Rimon was so close, so involved, that the sudden strong surge in the fields made his head spin. He felt the effect on Abel, equally close, still tensed against Hank's momentary fear. Now Abel, nearly blacking out with the effects of the rapid nageric shift, sagged, leaning his whole weight on Hank.

The boy turned, gasped, "Abel!" and caught him before he could fall, then eased him onto the bench where he and Uel had been sitting, supporting him physically and nagerically.

"I'm all right!" insisted Abel although clearly he was not. "Jord?"

"I'm all right, Father—thanks to Willa again. God forgive me—I don't know why I want to run from her when I get like that. But—Hank?"

"You never touched me," the boy said. "What did you do to your father?"

Rimon, steady once more, said, "It was the selyn flow between Willa and Jord—Abel was too close."

Hank asked Abel, "Can I help?"

"You are helping, Hank. Thank God you weren't hurt."

"But you were—protecting me. I—I don't want you to be hurt—not because of me, or because of anything."

Abel turned to meet the young eyes. Rimon could almost hear the words the older man was holding back. Then stay.

All at once, Hank blurted out, "You want what Willa did for Jord just now—instead of killing. Now I know—I want to do that for you!"

Astonished, Abel raised his head sharply, paying for the move with a stab of pain, but Rimon saw that it was well worth it as he looked into Hank's eyes. "Y-you've decided to stay?"

The boy nodded. "You said God sent me. I believe it. He must want me to teach you—why else was my father sent here? I'm sorry I was rude to you—" He broke into the tears he'd been holding back all these months. "They killed my mother—I never saw my father again—and I was afraid—Now I'm home. Don't make me leave—don't take it all away. Not again." He ran out of breath, sobbing on Abel's shoulder as the older man held him, Rimon seeing the same helpless despair in the boy that he expected only in Sime refugees from out-Territory.

Finally Hank raised tear-drenched eyes once more to Abel's. "Next month I'll do it for you, Abel."

"No, son—not next month. But you will do it, I have confidence—we'll pray together. I've vowed not to die a killer, and every day I see some progress toward keeping that vow."

Uel Whelan came to kneel before Abel. "If Hank can't do it, I will, Mr. Veritt. Someone will. It has to happen."
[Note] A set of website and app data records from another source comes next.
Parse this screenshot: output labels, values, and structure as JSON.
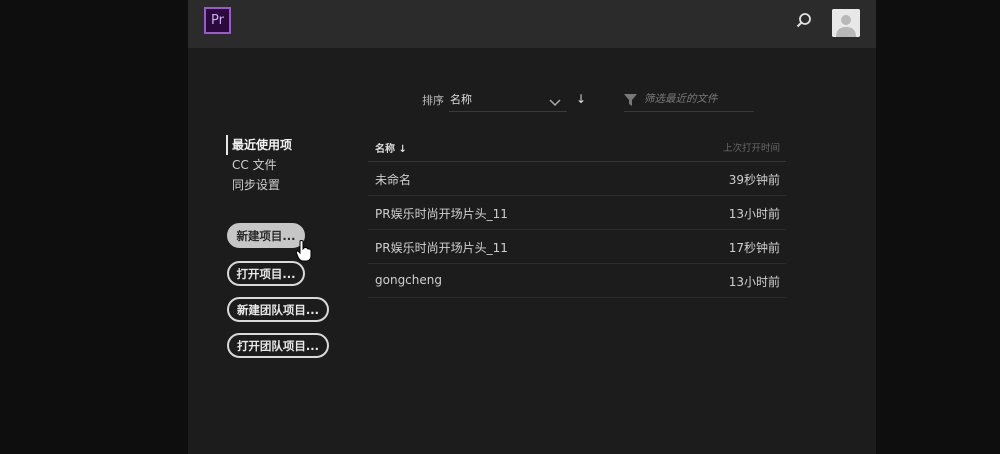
{
  "header": {
    "app_logo_text": "Pr"
  },
  "sort": {
    "label": "排序",
    "value": "名称",
    "direction_glyph": "↓",
    "filter_placeholder": "筛选最近的文件"
  },
  "sidebar": {
    "items": [
      {
        "label": "最近使用项",
        "active": true
      },
      {
        "label": "CC 文件",
        "active": false
      },
      {
        "label": "同步设置",
        "active": false
      }
    ]
  },
  "actions": {
    "new_project": "新建项目...",
    "open_project": "打开项目...",
    "new_team_project": "新建团队项目...",
    "open_team_project": "打开团队项目..."
  },
  "table": {
    "col_name": "名称",
    "col_name_sort_glyph": "↓",
    "col_time": "上次打开时间",
    "rows": [
      {
        "name": "未命名",
        "time": "39秒钟前"
      },
      {
        "name": "PR娱乐时尚开场片头_11",
        "time": "13小时前"
      },
      {
        "name": "PR娱乐时尚开场片头_11",
        "time": "17秒钟前"
      },
      {
        "name": "gongcheng",
        "time": "13小时前"
      }
    ]
  },
  "colors": {
    "accent_purple": "#9b59d0",
    "panel_bg": "#1c1c1c",
    "topbar_bg": "#2b2b2b"
  }
}
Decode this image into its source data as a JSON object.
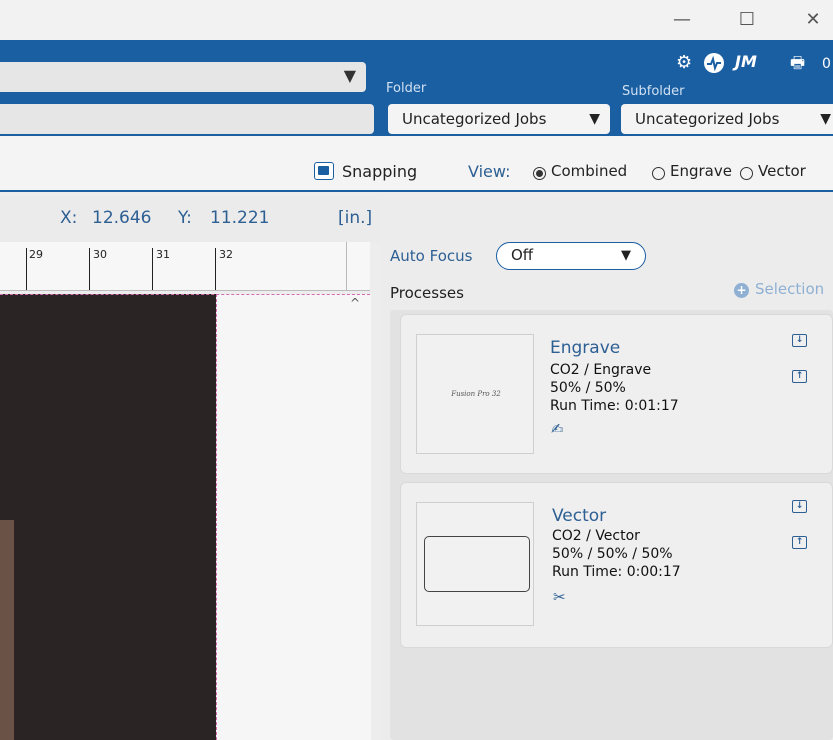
{
  "window": {
    "minimize": "—",
    "maximize": "☐",
    "close": "✕"
  },
  "header": {
    "folder_label": "Folder",
    "folder_value": "Uncategorized Jobs",
    "subfolder_label": "Subfolder",
    "subfolder_value": "Uncategorized Jobs",
    "user_initials": "JM",
    "count": "0",
    "icons": [
      "gear-icon",
      "pulse-icon",
      "printer-icon"
    ],
    "brand_color": "#1b5fa3"
  },
  "toolbar": {
    "snapping_label": "Snapping",
    "snapping_checked": true,
    "view_label": "View:",
    "view_options": [
      "Combined",
      "Engrave",
      "Vector"
    ],
    "view_selected": "Combined"
  },
  "coords": {
    "x_label": "X:",
    "x_value": "12.646",
    "y_label": "Y:",
    "y_value": "11.221",
    "units": "[in.]"
  },
  "ruler": {
    "ticks": [
      "29",
      "30",
      "31",
      "32"
    ]
  },
  "autofocus": {
    "label": "Auto Focus",
    "value": "Off"
  },
  "processes": {
    "label": "Processes",
    "selection_label": "Selection",
    "items": [
      {
        "name": "Engrave",
        "type": "CO2 / Engrave",
        "settings": "50% / 50%",
        "run_time": "Run Time: 0:01:17",
        "thumb_text": "Fusion Pro 32",
        "icon": "engrave-icon"
      },
      {
        "name": "Vector",
        "type": "CO2 / Vector",
        "settings": "50% / 50% / 50%",
        "run_time": "Run Time: 0:00:17",
        "icon": "scissors-icon"
      }
    ]
  }
}
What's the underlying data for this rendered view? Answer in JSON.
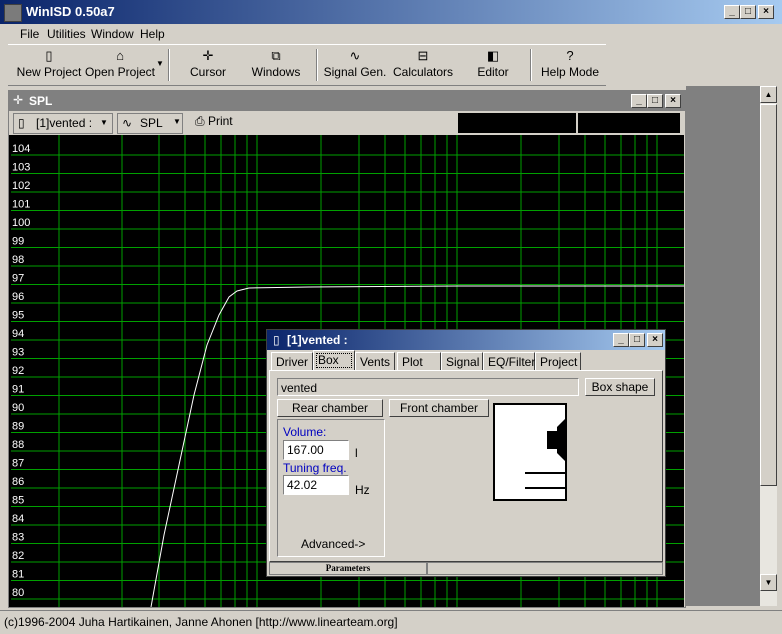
{
  "app": {
    "title": "WinISD 0.50a7"
  },
  "menu": [
    "File",
    "Utilities",
    "Window",
    "Help"
  ],
  "toolbar": {
    "new_project": "New Project",
    "open_project": "Open Project",
    "cursor": "Cursor",
    "windows": "Windows",
    "signal_gen": "Signal Gen.",
    "calculators": "Calculators",
    "editor": "Editor",
    "help_mode": "Help Mode",
    "help_icon": "?"
  },
  "spl_window": {
    "title": "SPL",
    "project_selector": "[1]vented :",
    "graph_selector": "SPL",
    "print_label": "Print"
  },
  "plot": {
    "y_ticks": [
      "104",
      "103",
      "102",
      "101",
      "100",
      "99",
      "98",
      "97",
      "96",
      "95",
      "94",
      "93",
      "92",
      "91",
      "90",
      "89",
      "88",
      "87",
      "86",
      "85",
      "84",
      "83",
      "82",
      "81",
      "80"
    ],
    "y_range": [
      80,
      104
    ],
    "grid": true,
    "grid_color": "#00a000",
    "curve_color": "#ffffff"
  },
  "dialog": {
    "title": "[1]vented :",
    "tabs": [
      "Driver",
      "Box",
      "Vents",
      "Plot",
      "Signal",
      "EQ/Filter",
      "Project"
    ],
    "active_tab": "Box",
    "box_type": "vented",
    "box_shape_button": "Box shape",
    "rear_chamber_button": "Rear chamber",
    "front_chamber_button": "Front chamber",
    "volume_label": "Volume:",
    "volume_value": "167.00",
    "volume_unit": "l",
    "tuning_label": "Tuning freq.",
    "tuning_value": "42.02",
    "tuning_unit": "Hz",
    "advanced_button": "Advanced->",
    "status_tab": "Parameters"
  },
  "status": {
    "text": "(c)1996-2004 Juha Hartikainen, Janne Ahonen [http://www.linearteam.org]"
  }
}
The three Gens who lived with Rimon were scattered through the chapel, with their families. Eyes shifted to them, but they were silent, motionless—at the first opportunity, Rimon would have to remind people of the lesson of Jon's death—it was no use to pressure someone who wasn't ready. His attention, and everyone else's, was caught by the movement of the other children, gathering around Abel and Hank, slipping between the adults. So few children—the hope for the future. Even Zeth followed the crowd, stopping before Rimon, watching the solemn moment. Zlinning his son, Rimon found that the child understood something—small as he was. And he'd grow up with the repeated dedication to end the kill.

Kadi came up beside Rimon and picked Zeth up. Rimon put his arm around her, feeling a strange new lift—Jord had just passed a crisis.

Looking at Hank and Abel, surrounded by the children, Rimon began to feel that this was indeed what he was born to do—to found a way of life in which people didn't have to fear to love one another. And Zeth would grow up with it—he'd be Sime, Rimon was sure, but he'd never kill. Not once. To guarantee that, Rimon would give his life– anything—anything at all. 


Chapter Twenty-Two COMPARISONS | First Channel | Chapter Twenty-Four FIRST CHANNEL